  • SA competition watchdog approves Pioneer/PepsiCo merger

    SA competition watchdog approves Pioneer/PepsiCo merger The Competition Commission has recommended that the Competition Tribunal give the green light to a R24bn deal that will see PepsiCo take over Pioneer Foods. The deal’s benefits are “significant”, the Commission said, while recommending that it be approved subject to conditions including job creation, local investment and a minimum R1.6-billion B-BBEE transaction. PepsiCo struck

  • SA plastics pact to tackle plastic waste and pollution

    SA plastics pact to tackle plastic waste and pollution Research shows that eight million tonnes of plastic leak into the ocean every year… and while the statistics are overwhelming, initiatives like the newly launched and potentially game-changing South African Plastics Pact aim to tackle the problem head on by keeping plastics in the economy and out of the environment. Launched on 30 January 2020,

  • A new tomato ideal for urban gardens and even outer space

    A new tomato ideal for urban gardens and even outer space Farmers could soon be growing bunches of tomatoes in storage units, on the roof of a skyscraper, or even in space. That’s if a clutch of new gene-edited crops prove as fruitful as the first batch. The primary goal of this new research is to engineer a wider variety of crops that can be grown

Foodstuff SA

Stay informed!

Sign up for our regular newsletter, and
join over 7,000 subscribers who value this service.

Its FREE! Sign up now!

You have successfully subscribed to our mail list.

Too many subscribe attempts for this email address.

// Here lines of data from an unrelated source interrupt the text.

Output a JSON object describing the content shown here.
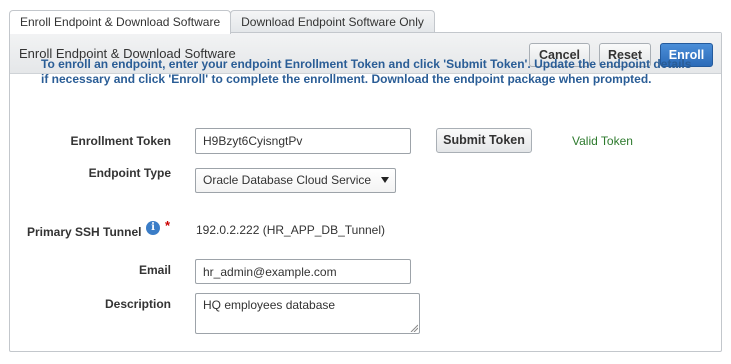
{
  "tabs": [
    {
      "label": "Enroll Endpoint & Download Software",
      "active": true
    },
    {
      "label": "Download Endpoint Software Only",
      "active": false
    }
  ],
  "panel": {
    "title": "Enroll Endpoint & Download Software",
    "buttons": {
      "cancel": "Cancel",
      "reset": "Reset",
      "enroll": "Enroll"
    }
  },
  "instructions": "To enroll an endpoint, enter your endpoint Enrollment Token and click 'Submit Token'. Update the endpoint details if necessary and click 'Enroll' to complete the enrollment. Download the endpoint package when prompted.",
  "form": {
    "enrollment_token": {
      "label": "Enrollment Token",
      "value": "H9Bzyt6CyisngtPv",
      "submit_label": "Submit Token",
      "status": "Valid Token"
    },
    "endpoint_type": {
      "label": "Endpoint Type",
      "value": "Oracle Database Cloud Service"
    },
    "ssh_tunnel": {
      "label": "Primary SSH Tunnel",
      "value": "192.0.2.222 (HR_APP_DB_Tunnel)",
      "required_mark": "*"
    },
    "email": {
      "label": "Email",
      "value": "hr_admin@example.com"
    },
    "description": {
      "label": "Description",
      "value": "HQ employees database"
    }
  },
  "colors": {
    "primary_button": "#2c6bb8",
    "instructions_text": "#2a5d96",
    "valid_text": "#2d7a2d",
    "required": "#cc0000"
  }
}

*
Food Stuff SA will use the information you provide on this form to be in touch with you and to provide updates and marketing.